What the task asks
Keyword search on "Inactive": report each line of the records that contains it.

Provided data
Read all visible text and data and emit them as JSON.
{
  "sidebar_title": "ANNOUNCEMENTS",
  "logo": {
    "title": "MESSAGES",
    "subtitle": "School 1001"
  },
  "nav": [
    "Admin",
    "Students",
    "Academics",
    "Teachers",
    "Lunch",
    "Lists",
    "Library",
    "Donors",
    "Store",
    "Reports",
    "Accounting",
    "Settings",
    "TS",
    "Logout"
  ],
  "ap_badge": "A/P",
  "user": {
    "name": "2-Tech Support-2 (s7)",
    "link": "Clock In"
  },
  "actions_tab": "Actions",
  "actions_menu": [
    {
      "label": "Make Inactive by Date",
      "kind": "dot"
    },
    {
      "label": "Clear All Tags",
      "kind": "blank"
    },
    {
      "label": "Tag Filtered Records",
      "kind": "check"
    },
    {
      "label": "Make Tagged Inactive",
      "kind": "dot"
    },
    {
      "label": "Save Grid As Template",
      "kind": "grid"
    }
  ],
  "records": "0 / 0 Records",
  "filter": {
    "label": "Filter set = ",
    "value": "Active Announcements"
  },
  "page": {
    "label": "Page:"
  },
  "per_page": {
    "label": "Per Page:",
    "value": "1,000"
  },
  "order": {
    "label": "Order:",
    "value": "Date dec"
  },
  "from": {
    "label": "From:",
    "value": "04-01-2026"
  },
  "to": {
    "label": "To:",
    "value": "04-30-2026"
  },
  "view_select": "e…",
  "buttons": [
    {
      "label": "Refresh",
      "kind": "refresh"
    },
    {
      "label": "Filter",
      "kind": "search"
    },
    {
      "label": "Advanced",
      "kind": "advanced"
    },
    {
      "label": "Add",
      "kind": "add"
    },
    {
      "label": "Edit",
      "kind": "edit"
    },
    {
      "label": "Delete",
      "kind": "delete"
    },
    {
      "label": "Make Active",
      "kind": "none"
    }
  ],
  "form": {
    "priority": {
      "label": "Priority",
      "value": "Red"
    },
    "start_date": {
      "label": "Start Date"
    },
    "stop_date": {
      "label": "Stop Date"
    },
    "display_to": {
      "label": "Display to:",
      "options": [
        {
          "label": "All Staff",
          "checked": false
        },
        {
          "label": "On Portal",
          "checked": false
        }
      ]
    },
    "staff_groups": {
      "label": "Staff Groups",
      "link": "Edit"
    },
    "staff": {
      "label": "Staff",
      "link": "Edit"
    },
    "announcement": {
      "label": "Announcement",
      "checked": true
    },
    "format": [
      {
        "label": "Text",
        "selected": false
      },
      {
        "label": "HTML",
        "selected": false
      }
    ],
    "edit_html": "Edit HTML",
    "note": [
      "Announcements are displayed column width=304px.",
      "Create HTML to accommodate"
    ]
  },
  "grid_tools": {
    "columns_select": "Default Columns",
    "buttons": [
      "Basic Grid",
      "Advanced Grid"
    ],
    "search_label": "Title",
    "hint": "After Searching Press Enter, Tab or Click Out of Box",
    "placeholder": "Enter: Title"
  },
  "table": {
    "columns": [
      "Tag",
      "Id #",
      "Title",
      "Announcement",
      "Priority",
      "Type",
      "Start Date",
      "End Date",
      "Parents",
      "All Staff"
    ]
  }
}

Written response
      "label": "Make Inactive by Date",
      "label": "Make Tagged Inactive",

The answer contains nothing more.